▶ **AVAILABLE DATA**
--- START ---

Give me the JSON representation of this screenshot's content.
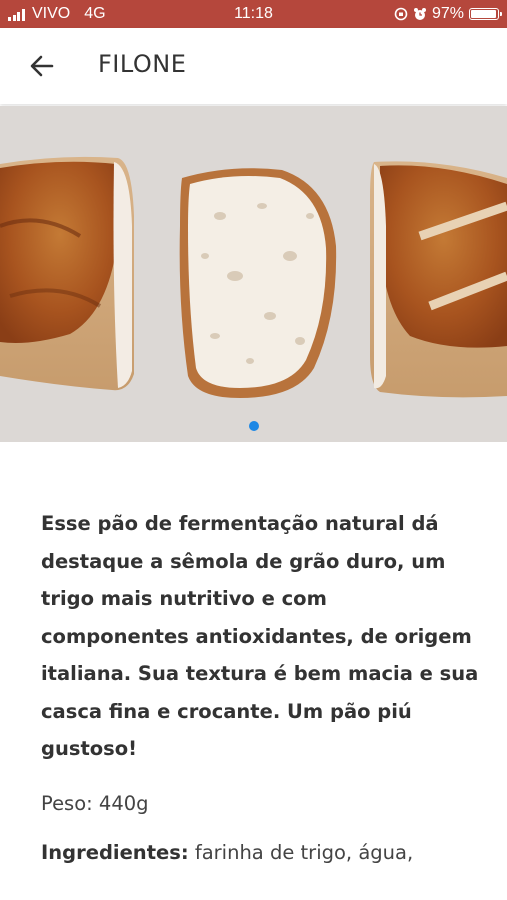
{
  "status_bar": {
    "carrier": "VIVO",
    "network": "4G",
    "time": "11:18",
    "battery_percent": "97%",
    "battery_level": 0.97
  },
  "app_bar": {
    "title": "FILONE",
    "back_icon": "arrow-left-icon"
  },
  "carousel": {
    "image": "sliced-sourdough-bread-photo",
    "page_count": 1,
    "active_index": 0,
    "indicator_color": "#1e88e5"
  },
  "product": {
    "description": "Esse pão de fermentação natural dá destaque a sêmola de grão duro, um trigo mais nutritivo e com componentes antioxidantes, de origem italiana. Sua textura é bem macia e sua casca fina e crocante. Um pão piú gustoso!",
    "weight": "Peso: 440g",
    "ingredients_label": "Ingredientes:",
    "ingredients_text": "farinha de trigo, água,"
  },
  "colors": {
    "status_bar": "#b5473c",
    "text": "#333333"
  }
}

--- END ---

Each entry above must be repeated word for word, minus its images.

▶ **RESPONSE TO THIS TASK**
Give me the JSON representation of this screenshot's content.
{
  "status_bar": {
    "carrier": "VIVO",
    "network": "4G",
    "time": "11:18",
    "battery_percent": "97%",
    "battery_level": 0.97
  },
  "app_bar": {
    "title": "FILONE",
    "back_icon": "arrow-left-icon"
  },
  "carousel": {
    "image": "sliced-sourdough-bread-photo",
    "page_count": 1,
    "active_index": 0,
    "indicator_color": "#1e88e5"
  },
  "product": {
    "description": "Esse pão de fermentação natural dá destaque a sêmola de grão duro, um trigo mais nutritivo e com componentes antioxidantes, de origem italiana. Sua textura é bem macia e sua casca fina e crocante. Um pão piú gustoso!",
    "weight": "Peso: 440g",
    "ingredients_label": "Ingredientes:",
    "ingredients_text": "farinha de trigo, água,"
  },
  "colors": {
    "status_bar": "#b5473c",
    "text": "#333333"
  }
}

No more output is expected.